Proclamation Signing on the Hill and NAHT Strategic Plan Progress

Wednesday, January 17th, 10:30am Proclamation Signing declaring Slavery and Human Trafficking Prevention and Awareness Month

Holiday greetings to Iowa NAHT blog subscribers. Worldwide there are at least 40 million people trafficked and enslaved. One in four of these exploited and abused souls are under age 18. According to the 2017 Trafficking in Persons Report, issued by the US State Department, the number of victims assisted in 2016 was a mere 66,500 down from 77,823 the year before. This represents only 0.16% of the total number of people estimated to be enslaved and trafficked worldwide. Obviously, we anti-trafficking advocates have a huge challenge ahead of us.

So how can you as an individual help in the fight against human trafficking and slavery? As a first step, you can educate yourself about modern-day slavery and help others to become aware of the problem. You can insist that businesses check their supply chains for slavery produced goods. This is an especially good time to do this with holiday shopping reaching a peak this week. You can donate funds to anti-trafficking organizations such as the Iowa NAHT. If you have not responded to our annual fundraising appeal now would be a very good time to show your support. Please go to

You can also urge your political representatives to promote and/or strengthen anti-trafficking laws. Anti-trafficking Day on the Hill will soon be upon us and will provide you with a great opportunity to join forces with the NAHT board and other allies from across Iowa.

Gov. Reynolds and Dr. George BellitsosWe invite you to join us on Wednesday, January 17th at 10:30 a.m. in the Rotunda of the State Capitol Building in Des Moines for the public signing of a proclamation by Governor Kim Reynolds designating January as Slavery and Human Trafficking Prevention and Awareness Month.

Speakers will also address progress made in the fight to end trafficking in Iowa. Outstanding Service Awards will be presented. Following this kickoff event, anti-trafficking advocates from across Iowa, like you, will be speaking to their local legislators. Teens Against Human Trafficking will be joining us for this special January 17th Day on the Hill.

Please plan to join us and help us to spread the word in order to get as many advocates to attend on January 17th as possible.

iowa-state-capitolAfter the holidays, we will be sending you a January 17th flyer with more details. In addition, we will provide an example proclamation for you. We ask you to present it to your local city council or Board of Supervisors and request that they sign it. The local proclamation signing should take place at a public meeting. Take a photo with the local government group and have it published in your local newspaper. This will provide you with a great opportunity to build human trafficking awareness in your area.

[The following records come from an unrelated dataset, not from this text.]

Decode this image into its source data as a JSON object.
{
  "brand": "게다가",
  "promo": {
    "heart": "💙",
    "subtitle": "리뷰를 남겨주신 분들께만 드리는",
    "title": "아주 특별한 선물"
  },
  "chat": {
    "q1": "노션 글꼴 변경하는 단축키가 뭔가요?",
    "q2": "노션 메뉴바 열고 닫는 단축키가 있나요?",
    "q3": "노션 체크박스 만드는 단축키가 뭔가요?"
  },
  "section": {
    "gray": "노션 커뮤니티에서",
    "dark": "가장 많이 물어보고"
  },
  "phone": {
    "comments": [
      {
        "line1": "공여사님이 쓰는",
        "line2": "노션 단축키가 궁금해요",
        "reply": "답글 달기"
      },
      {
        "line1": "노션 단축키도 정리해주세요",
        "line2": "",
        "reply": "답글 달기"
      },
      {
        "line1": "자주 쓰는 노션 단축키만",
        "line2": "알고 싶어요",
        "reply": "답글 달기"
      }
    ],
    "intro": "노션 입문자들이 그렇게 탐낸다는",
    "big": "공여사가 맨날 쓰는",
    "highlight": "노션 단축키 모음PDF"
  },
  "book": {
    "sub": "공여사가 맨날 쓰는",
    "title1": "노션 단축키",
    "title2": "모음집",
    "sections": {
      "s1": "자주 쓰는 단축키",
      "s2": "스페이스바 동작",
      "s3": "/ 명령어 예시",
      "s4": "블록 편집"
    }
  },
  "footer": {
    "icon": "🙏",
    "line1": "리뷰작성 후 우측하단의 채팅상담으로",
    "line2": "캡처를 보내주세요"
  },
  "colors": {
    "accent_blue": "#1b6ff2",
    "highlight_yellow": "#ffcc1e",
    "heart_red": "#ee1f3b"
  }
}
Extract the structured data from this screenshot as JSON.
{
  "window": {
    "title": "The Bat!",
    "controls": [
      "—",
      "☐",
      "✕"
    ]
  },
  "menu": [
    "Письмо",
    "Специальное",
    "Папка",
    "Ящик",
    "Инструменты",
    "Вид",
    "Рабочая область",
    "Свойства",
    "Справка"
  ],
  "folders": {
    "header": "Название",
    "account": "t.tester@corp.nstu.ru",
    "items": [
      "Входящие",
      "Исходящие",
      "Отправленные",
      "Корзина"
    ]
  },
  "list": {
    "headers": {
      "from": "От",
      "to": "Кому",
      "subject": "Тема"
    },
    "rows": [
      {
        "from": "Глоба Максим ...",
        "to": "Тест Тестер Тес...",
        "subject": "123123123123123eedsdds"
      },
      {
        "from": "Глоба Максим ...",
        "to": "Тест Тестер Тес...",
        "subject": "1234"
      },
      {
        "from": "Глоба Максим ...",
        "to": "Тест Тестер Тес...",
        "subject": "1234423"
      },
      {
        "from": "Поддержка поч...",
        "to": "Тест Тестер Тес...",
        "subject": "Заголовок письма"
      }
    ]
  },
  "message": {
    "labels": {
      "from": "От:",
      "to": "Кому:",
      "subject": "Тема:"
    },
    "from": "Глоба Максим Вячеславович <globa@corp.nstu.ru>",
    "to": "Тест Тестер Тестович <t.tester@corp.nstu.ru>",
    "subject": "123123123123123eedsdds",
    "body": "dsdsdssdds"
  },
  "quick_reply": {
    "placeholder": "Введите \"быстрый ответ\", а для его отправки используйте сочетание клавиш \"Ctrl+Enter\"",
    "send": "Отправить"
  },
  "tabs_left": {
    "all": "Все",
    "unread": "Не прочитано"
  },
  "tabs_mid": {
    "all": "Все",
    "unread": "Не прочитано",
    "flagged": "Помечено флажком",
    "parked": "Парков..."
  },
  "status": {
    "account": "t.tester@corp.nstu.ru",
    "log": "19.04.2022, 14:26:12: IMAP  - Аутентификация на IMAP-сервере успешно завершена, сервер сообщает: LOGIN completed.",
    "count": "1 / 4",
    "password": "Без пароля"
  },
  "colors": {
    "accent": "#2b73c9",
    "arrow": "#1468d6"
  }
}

2017-18 strategic plan and NAHT progress on goals

This is the time of year when the Iowa NAHT board reports its 2017 progress along with proposed goals for 2018. As you can see in the 2017-18 Strategic Plan Goals and Progress Report (PDF) most of the Network’s 2017 goals are being carried over to 2018 or will be repeated and expanded in the year ahead. Most notably, we are just out of the starting block for the statewide Hotel-Motel Employee Training project. Nearly 40 hotels have now been trained and there are hundreds more hotels to be trained in 2018.

In collaboration with the Nebraska Coalition, we have trained almost 100 volunteers who are providing training to hotels/motels in both Central Iowa and East Central Iowa. Western and Eastern Iowa will launch similar projects in 2018 and you will hear more about this via this blog post. For those of you who live in central Iowa and who wish to join the hotel/motel volunteer training force, a second training of trainers will take place on Thursday, March 8th from 6 to 9 p.m. at Plymouth Congregational Church in Des Moines. To register to participate in the hotel/motel training of trainers, contact Shirley Redding, project chair at